[Stored items]
..............................

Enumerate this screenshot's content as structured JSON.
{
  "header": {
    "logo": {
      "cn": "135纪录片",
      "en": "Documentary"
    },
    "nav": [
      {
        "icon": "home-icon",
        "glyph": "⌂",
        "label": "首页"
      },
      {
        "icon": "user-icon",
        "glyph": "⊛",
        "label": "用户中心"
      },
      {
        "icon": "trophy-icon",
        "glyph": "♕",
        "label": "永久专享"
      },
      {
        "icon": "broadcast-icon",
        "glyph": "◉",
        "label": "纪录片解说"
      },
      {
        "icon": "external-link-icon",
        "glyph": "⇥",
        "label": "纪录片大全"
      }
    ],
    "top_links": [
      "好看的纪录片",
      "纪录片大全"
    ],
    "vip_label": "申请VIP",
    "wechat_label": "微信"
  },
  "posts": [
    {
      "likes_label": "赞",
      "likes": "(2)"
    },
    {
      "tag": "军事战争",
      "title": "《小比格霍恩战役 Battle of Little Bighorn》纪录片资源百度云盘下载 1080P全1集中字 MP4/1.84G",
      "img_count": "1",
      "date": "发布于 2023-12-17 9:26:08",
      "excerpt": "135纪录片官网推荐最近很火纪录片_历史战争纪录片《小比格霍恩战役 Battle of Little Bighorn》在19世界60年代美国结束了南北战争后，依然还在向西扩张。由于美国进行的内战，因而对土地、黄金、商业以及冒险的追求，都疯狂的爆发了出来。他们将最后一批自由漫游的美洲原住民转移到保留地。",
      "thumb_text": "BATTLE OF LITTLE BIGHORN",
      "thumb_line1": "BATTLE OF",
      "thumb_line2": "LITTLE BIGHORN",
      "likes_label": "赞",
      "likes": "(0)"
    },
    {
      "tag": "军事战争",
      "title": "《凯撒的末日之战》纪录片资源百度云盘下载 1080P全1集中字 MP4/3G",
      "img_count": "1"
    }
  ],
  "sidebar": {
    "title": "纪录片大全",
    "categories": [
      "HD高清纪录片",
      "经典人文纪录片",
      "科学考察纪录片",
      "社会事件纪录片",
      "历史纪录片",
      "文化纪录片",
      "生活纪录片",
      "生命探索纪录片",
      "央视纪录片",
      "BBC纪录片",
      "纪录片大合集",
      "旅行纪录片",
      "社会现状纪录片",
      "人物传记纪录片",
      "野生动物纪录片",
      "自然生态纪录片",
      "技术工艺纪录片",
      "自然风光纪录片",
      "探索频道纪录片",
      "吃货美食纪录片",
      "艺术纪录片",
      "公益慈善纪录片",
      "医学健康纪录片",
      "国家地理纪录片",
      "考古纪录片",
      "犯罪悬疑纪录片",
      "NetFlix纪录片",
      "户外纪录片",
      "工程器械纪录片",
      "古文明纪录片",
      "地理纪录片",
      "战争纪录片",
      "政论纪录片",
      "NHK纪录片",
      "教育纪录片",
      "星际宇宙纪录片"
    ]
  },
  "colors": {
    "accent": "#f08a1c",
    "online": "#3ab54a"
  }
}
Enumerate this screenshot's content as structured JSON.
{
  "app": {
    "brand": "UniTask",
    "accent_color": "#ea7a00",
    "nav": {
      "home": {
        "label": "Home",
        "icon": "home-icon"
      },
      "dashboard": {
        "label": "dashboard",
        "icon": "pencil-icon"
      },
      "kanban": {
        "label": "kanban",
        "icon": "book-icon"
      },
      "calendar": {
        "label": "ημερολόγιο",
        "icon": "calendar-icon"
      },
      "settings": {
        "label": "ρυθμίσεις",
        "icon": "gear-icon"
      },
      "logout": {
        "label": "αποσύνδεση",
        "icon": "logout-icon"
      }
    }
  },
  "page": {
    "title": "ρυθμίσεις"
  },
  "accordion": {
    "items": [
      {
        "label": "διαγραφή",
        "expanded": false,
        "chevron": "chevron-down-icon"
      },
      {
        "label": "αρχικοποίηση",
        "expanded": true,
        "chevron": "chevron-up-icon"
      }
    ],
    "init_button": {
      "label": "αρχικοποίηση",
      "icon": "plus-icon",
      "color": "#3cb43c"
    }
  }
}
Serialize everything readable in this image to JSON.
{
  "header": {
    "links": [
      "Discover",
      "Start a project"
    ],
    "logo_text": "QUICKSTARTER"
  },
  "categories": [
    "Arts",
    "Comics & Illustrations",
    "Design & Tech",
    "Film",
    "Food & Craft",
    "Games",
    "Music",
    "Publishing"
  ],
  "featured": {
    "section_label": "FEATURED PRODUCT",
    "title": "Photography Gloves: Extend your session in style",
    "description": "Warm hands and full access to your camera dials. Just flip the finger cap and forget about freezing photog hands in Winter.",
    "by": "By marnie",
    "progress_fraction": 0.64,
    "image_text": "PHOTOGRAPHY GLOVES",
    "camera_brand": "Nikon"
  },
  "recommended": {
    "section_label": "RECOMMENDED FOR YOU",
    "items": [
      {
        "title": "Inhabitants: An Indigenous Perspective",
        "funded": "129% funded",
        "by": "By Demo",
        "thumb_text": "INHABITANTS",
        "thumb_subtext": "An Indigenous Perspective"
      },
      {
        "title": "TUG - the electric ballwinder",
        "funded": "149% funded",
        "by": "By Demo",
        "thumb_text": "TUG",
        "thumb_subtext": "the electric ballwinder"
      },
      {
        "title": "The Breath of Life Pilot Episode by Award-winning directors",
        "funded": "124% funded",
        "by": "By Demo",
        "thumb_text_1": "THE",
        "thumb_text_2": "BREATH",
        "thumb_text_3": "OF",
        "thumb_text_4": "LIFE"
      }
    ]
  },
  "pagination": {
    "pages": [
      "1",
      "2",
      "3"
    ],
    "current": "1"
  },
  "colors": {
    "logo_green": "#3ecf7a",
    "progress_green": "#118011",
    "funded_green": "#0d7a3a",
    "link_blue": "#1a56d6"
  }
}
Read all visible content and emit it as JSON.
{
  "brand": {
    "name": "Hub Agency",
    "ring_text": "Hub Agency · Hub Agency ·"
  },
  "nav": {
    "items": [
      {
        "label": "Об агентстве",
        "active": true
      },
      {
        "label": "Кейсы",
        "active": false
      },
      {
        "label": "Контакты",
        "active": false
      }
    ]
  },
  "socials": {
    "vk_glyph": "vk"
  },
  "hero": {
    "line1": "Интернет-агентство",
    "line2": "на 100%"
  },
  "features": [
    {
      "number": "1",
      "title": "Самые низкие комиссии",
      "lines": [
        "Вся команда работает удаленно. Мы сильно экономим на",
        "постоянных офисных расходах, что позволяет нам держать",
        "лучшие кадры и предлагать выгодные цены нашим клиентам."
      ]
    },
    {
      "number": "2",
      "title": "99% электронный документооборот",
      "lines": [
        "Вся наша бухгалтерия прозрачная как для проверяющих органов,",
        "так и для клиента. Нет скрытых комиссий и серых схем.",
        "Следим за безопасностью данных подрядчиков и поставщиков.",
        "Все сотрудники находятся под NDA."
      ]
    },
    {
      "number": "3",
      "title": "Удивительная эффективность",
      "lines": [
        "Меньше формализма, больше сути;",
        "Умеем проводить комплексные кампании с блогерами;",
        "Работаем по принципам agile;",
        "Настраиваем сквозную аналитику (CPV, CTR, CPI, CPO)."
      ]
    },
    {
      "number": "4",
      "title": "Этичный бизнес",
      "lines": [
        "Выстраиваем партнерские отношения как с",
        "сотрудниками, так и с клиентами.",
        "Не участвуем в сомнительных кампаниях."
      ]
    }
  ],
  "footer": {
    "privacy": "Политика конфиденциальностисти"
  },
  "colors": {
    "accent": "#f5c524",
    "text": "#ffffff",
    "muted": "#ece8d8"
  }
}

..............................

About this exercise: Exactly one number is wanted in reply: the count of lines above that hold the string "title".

Written response: 12